Standard questions can elicit standard answers. To the standard question, then, the answer is that Fianna Fail is toxic, that its future is behind it and that it is now experiencing a lingering death, painful to the Dev Og touch.
When the party gathered in Dublin this weekend, the most diehard supporter found it hard to disagree, even if, in the nature of these things, the Ard Fheis served to buoy them somewhat.
Other opinion polls tell us that Fianna Fail still hovers in or around the mid-to-high teens in terms of "popularity", a dramatic fall from the heady days when it routinely commanded the support of a third of the electorate.
Today's Sunday Independent/Millward Brown Lansdowne poll did not ask the standard questions. Rather, we sought to test the substance of what Micheal Martin told the Ard Fheis on Friday night: "The only place where a credible alternative approach to this Government can come is from Fianna Fail," he said.
That may sound like a throwaway sound bite for the party faithful, and in many ways it was, but our poll finds that the electorate remains cautious to a more radical alternative, or more particularly, to the Fine Gael wing of the current coalition.
Fianna Fail is still in the game, therefore -- which is not to say that all is forgiven.
When asked who is to blame for the state of the economy, 39 per cent said the previous government of Fianna Fail/Greens, four points more than the banks (35 per cent).
These two, above all others, are primarily held responsible: the previous financial regulator (eight per cent); property developers (seven per cent); the present Government (four per cent); foreign banks (four per cent) and ourselves (three per cent) are significantly less held to account.
But yet over a third (36 per cent) would like to see Fianna Fail recover to become a realistic alternative party of government again, that is, in or around the same percentage of the electorate which, not that long ago, so routinely placed a tick alongside a candidate of the party.
The finding is significant for many reasons, not least that it may go some way towards disproving the theory that it has gone away, you know, to misquote the Sinn President Gerry Adams in another context.
The reference is relevant. Sinn Fein is flying high in other polls at the moment, or so it would seem, when the standard question is asked. But now examine our poll...
Less than a quarter (23 per cent) would like to see Sinn Fein in government; a massive 61 per cent would not like to see Sinn Fein in government; almost half (49 per cent) would "strongly" dislike to see them in government.

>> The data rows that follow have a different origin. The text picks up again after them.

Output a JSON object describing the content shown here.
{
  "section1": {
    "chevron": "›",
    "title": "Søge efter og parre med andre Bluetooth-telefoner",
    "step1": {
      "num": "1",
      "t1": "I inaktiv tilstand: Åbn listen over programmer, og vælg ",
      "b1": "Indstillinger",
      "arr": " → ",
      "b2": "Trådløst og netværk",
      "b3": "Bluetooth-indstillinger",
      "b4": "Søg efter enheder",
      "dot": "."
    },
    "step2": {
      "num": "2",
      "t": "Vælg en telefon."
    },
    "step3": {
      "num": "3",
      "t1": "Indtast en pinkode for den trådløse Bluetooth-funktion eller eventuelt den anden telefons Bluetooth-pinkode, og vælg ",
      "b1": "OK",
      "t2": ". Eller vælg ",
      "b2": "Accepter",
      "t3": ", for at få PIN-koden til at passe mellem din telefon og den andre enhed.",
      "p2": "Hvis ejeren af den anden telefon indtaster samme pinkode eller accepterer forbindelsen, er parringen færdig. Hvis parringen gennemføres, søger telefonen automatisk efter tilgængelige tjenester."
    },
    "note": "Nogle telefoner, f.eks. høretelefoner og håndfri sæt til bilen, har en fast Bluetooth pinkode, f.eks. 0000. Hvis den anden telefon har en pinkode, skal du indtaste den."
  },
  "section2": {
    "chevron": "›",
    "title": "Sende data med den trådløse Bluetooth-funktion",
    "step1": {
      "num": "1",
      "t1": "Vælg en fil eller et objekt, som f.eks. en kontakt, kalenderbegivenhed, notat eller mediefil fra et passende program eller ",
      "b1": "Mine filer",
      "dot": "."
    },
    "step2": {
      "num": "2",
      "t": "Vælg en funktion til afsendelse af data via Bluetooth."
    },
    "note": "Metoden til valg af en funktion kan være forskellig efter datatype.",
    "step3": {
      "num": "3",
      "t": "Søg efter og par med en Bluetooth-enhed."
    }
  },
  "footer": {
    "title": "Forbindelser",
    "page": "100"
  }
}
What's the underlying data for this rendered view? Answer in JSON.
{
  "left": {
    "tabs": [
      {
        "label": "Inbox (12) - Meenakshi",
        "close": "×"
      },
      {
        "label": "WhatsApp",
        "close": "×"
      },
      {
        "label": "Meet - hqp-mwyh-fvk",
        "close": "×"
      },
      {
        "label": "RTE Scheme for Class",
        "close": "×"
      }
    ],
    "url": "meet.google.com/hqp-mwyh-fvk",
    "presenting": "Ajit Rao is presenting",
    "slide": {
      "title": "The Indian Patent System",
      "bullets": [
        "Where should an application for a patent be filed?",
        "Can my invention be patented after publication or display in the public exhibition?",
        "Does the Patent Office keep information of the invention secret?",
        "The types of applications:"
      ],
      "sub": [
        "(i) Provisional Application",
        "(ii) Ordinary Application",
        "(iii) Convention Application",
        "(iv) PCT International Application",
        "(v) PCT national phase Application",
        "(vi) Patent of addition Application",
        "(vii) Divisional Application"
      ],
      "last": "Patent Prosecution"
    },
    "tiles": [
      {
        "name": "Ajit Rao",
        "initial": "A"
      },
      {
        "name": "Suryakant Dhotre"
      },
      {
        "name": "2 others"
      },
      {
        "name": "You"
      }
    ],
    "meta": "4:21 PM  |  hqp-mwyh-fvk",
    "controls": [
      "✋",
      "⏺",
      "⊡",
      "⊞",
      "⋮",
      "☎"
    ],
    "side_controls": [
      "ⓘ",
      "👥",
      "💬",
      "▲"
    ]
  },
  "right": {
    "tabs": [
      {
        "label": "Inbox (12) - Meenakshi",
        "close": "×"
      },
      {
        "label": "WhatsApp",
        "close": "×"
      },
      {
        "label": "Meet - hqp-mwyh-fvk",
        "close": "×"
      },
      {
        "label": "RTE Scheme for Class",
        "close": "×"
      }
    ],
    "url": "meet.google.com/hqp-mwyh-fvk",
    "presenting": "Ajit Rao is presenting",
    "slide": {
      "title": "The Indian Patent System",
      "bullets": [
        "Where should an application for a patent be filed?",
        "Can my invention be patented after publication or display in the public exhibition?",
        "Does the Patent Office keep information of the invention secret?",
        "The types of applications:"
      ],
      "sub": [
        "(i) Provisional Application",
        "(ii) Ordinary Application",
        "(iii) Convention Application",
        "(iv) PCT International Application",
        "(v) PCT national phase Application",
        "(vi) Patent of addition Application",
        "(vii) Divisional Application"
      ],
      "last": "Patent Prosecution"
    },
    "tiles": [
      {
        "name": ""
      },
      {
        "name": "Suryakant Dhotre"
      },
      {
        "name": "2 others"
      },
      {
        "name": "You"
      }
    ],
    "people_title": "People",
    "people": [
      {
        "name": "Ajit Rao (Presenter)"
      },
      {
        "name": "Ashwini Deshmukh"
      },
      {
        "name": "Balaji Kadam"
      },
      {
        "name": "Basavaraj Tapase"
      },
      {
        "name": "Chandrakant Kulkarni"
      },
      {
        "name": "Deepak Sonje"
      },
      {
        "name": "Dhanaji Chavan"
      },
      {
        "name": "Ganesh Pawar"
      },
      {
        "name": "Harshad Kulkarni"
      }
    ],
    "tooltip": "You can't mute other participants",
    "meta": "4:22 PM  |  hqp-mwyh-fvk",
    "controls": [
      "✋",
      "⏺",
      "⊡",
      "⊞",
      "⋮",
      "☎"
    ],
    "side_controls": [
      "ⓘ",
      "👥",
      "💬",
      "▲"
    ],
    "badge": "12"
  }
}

Although 40 per cent would not like to see a resurgent Fianna Fail -- 28 per cent are "strongly" of that view -- the point is made: when it comes to huffing and puffing and giving out, Sinn Fein is fine in opposition; when it comes to choosing a government from the opposition, Fianna Fail is preferred.
As Sinn Fein plots its strategy, therefore, which is to be in government by 2016, it would do well to bear in mind that the support it may seem to be drawing is soft, soft as the underbelly of a fish, too soft to rely upon.
A breakdown of the figures is even more instructive. This weekend, at the RDS, many of the pundits have suggested that the support base of Fianna Fail is aged, in the over-65 age group, perhaps, or not far off. But in our poll, those who would like to see a resurgent Fianna Fail are drawn from all age groups: more than a third (33 per cent) are over 65, but 35 per cent and 36 per cent of those aged 25-35 and 35-49 respectively also agree that a fit-for-purpose Fianna Fail is desirable.
Similarly, and somewhat surprisingly, the desire is also strong across the urban (35 per cent) and rural (37 per cent) divide, and in terms of social class, is particularly strong among those classed AB (43 per cent).
Predictably, Sinn Fein scores strongest in the 18-24 age group (29 per cent) in terms of those who would like to see the party in government; but now ask their parents (23 per cent) and grandparents (18 per cent), who still have no truck with the political wing of the Provisional IRA.
The Independents, meanwhile, are proving to be a little disappointing. Asked if those who voted for Independent TDs are being represented effectively, just a third (29 per cent) agree while 43 per cent disagree.
In terms of the opposition, however, the real finding is that Fianna Fail is not done for yet; more than that, it has everything to play for, perhaps now more than ever that Micheal Martin has finally taken a grip of the party.
His former deputy leader, Eamon O Cuiv, may have more in common with Sinn Fein on the issue of the day, republican-laced euroscepticism, but will do well to remember that when it comes to the formation of government, the people know who they want and who they do not want.